- The loss of a long-term leader or founder,
- A change in strategic direction,
- Time to review long-term strategy,
- A financial or other management crisis that requires special skills,
- Consideration or negotiation of a merger.
Interim staff leadership during a period of transition gives a board of directors the time necessary to make appropriate strategic decisions. The use of a consultant as interim brings additional industry experience to the table in guiding the board through the strategy setting and transition process.
I have served as an interim executive director for several different organizations, each with a unique situation. Here are a few examples of the successful results I have achieved through Interim Leadership:
- Two of my interim assignments resulted in successful mergers. One of a small, single-program agency into a larger regional organization, and the other of a mid-sized multi-program, single-topic agency into a larger regional organization. In each case I served as part of the negotiating team, protecting the interests of my client, and managing communications to staff, as well as managing day-to-day operations of the organization.
- A third assignment began with merger negotiations, but for strategic reasons the merger agreement was never completed. At that time the focus of the assignment became stabilization and sustainability of the organization before beginning a search for a new, permanent executive director.
- With another organization, I was asked to bring it back from the brink of bankruptcy after mismanagement by the previous executive director. My focus here was on bringing in new funding, re-negotiating a building purchase agreement, cutting the operating budget by 20%, and rebuilding the board from four to eleven members, before beginning the search for a new, permanent executive director.
- In one situation was I asked to investigate, analyze, and then implement, a plan for bankruptcy and an orderly shut down of operations. Before proceeding with the shut-down, I held private interviews with all stakeholders, including funders, clients, board members, and others in the community, as well as other nonprofit leaders who had gone through bankruptcies.

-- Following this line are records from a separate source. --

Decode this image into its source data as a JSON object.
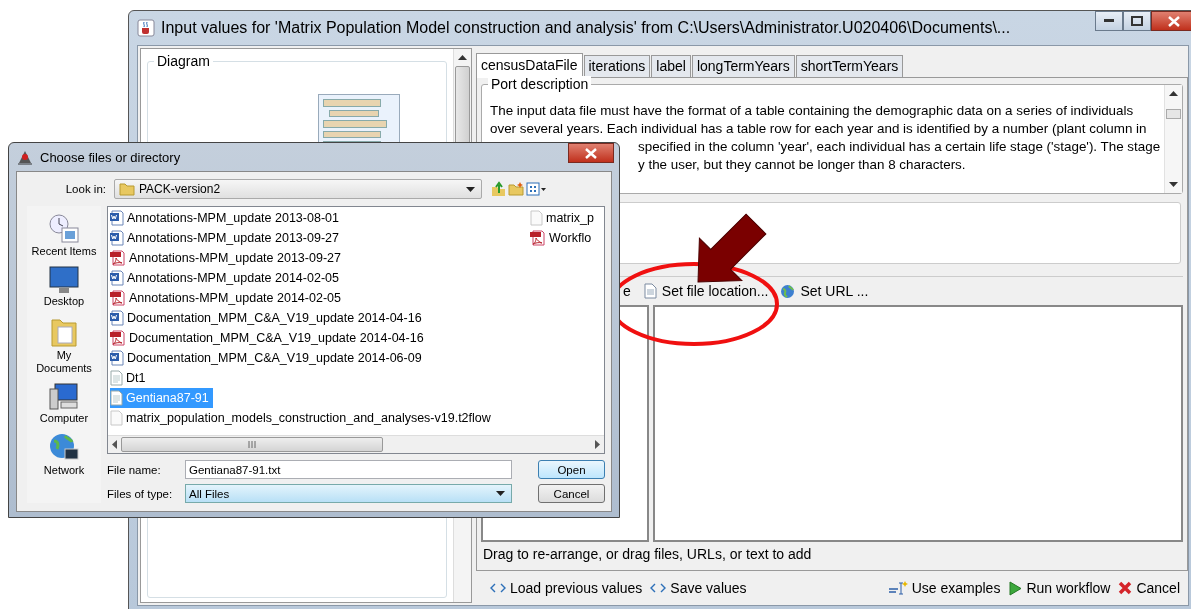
{
  "window": {
    "title": "Input values for 'Matrix Population Model construction and analysis' from C:\\Users\\Administrator.U020406\\Documents\\..."
  },
  "diagram": {
    "title": "Diagram"
  },
  "tabs": [
    {
      "label": "censusDataFile",
      "selected": true
    },
    {
      "label": "iterations",
      "selected": false
    },
    {
      "label": "label",
      "selected": false
    },
    {
      "label": "longTermYears",
      "selected": false
    },
    {
      "label": "shortTermYears",
      "selected": false
    }
  ],
  "port_description": {
    "title": "Port description",
    "lines": [
      {
        "text": "The input data file must have the format of a table containing the demographic data on a series of individuals",
        "covered": false
      },
      {
        "text": "over several years. Each individual has a table row for each year and is identified by a number (plant column in",
        "covered": false
      },
      {
        "text": "specified in the column 'year', each individual has a certain life stage ('stage'). The stage",
        "covered": true
      },
      {
        "text": "y the user, but they cannot be longer than 8 characters.",
        "covered": true
      }
    ]
  },
  "value_toolbar": [
    {
      "label": "e"
    },
    {
      "label": "Set file location..."
    },
    {
      "label": "Set URL ..."
    }
  ],
  "hint": "Drag to re-arrange, or drag files, URLs, or text to add",
  "footer_left": [
    {
      "label": "Load previous values"
    },
    {
      "label": "Save values"
    }
  ],
  "footer_right": [
    {
      "label": "Use examples"
    },
    {
      "label": "Run workflow"
    },
    {
      "label": "Cancel"
    }
  ],
  "dialog": {
    "title": "Choose files or directory",
    "look_in_label": "Look in:",
    "look_in": "PACK-version2",
    "places": [
      {
        "label": "Recent Items"
      },
      {
        "label": "Desktop"
      },
      {
        "label": "My Documents"
      },
      {
        "label": "Computer"
      },
      {
        "label": "Network"
      }
    ],
    "files": [
      {
        "name": "Annotations-MPM_update 2013-08-01",
        "kind": "word",
        "selected": false
      },
      {
        "name": "Annotations-MPM_update 2013-09-27",
        "kind": "word",
        "selected": false
      },
      {
        "name": "Annotations-MPM_update 2013-09-27",
        "kind": "pdf",
        "selected": false
      },
      {
        "name": "Annotations-MPM_update 2014-02-05",
        "kind": "word",
        "selected": false
      },
      {
        "name": "Annotations-MPM_update 2014-02-05",
        "kind": "pdf",
        "selected": false
      },
      {
        "name": "Documentation_MPM_C&A_V19_update 2014-04-16",
        "kind": "word",
        "selected": false
      },
      {
        "name": "Documentation_MPM_C&A_V19_update 2014-04-16",
        "kind": "pdf",
        "selected": false
      },
      {
        "name": "Documentation_MPM_C&A_V19_update 2014-06-09",
        "kind": "word",
        "selected": false
      },
      {
        "name": "Dt1",
        "kind": "text",
        "selected": false
      },
      {
        "name": "Gentiana87-91",
        "kind": "text",
        "selected": true
      },
      {
        "name": "matrix_population_models_construction_and_analyses-v19.t2flow",
        "kind": "blank",
        "selected": false
      }
    ],
    "files_column_2": [
      {
        "name": "matrix_p",
        "kind": "blank",
        "selected": false
      },
      {
        "name": "Workflo",
        "kind": "pdf",
        "selected": false
      }
    ],
    "file_name_label": "File name:",
    "file_name": "Gentiana87-91.txt",
    "file_type_label": "Files of type:",
    "file_type": "All Files",
    "buttons": [
      {
        "label": "Open",
        "kind": "default"
      },
      {
        "label": "Cancel",
        "kind": "normal"
      }
    ]
  }
}
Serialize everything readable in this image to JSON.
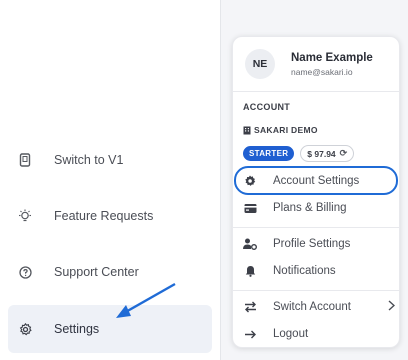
{
  "sidebar": {
    "items": [
      {
        "label": "Switch to V1",
        "icon": "device-icon"
      },
      {
        "label": "Feature Requests",
        "icon": "lightbulb-icon"
      },
      {
        "label": "Support Center",
        "icon": "help-circle-icon"
      },
      {
        "label": "Settings",
        "icon": "gear-icon",
        "active": true
      }
    ]
  },
  "menu": {
    "user": {
      "initials": "NE",
      "name": "Name Example",
      "email": "name@sakari.io"
    },
    "account_label": "ACCOUNT",
    "org_name": "SAKARI DEMO",
    "plan_badge": "STARTER",
    "credit": "$ 97.94",
    "items": [
      {
        "label": "Account Settings",
        "icon": "gear-icon"
      },
      {
        "label": "Plans & Billing",
        "icon": "credit-card-icon"
      },
      {
        "label": "Profile Settings",
        "icon": "user-settings-icon"
      },
      {
        "label": "Notifications",
        "icon": "bell-icon"
      },
      {
        "label": "Switch Account",
        "icon": "swap-icon"
      },
      {
        "label": "Logout",
        "icon": "logout-icon"
      }
    ]
  },
  "colors": {
    "accent": "#1f6bd6",
    "badge": "#1f5fd1",
    "active_bg": "#eef1f7"
  }
}
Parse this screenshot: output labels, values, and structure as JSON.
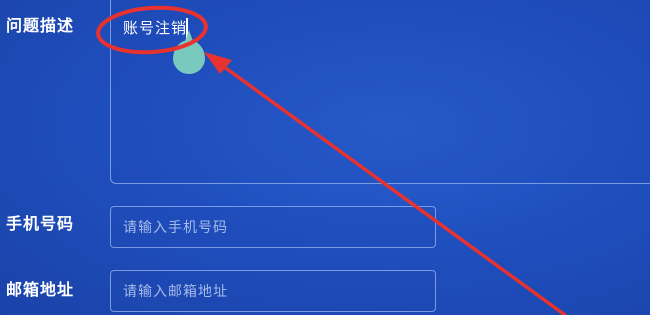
{
  "form": {
    "description": {
      "label": "问题描述",
      "value": "账号注销"
    },
    "phone": {
      "label": "手机号码",
      "placeholder": "请输入手机号码"
    },
    "email": {
      "label": "邮箱地址",
      "placeholder": "请输入邮箱地址"
    }
  },
  "colors": {
    "background": "#1f4fbf",
    "annotation": "#e8322f",
    "handle": "#7fd0c0"
  }
}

To discuss the needs of your organization, please contact me at ken at goldstein.net or by phone at 408.396.3677. If I feel we may have a fit, we will arrange an initial meeting at which we will discuss your organization's situation and needs and create a personalized plan.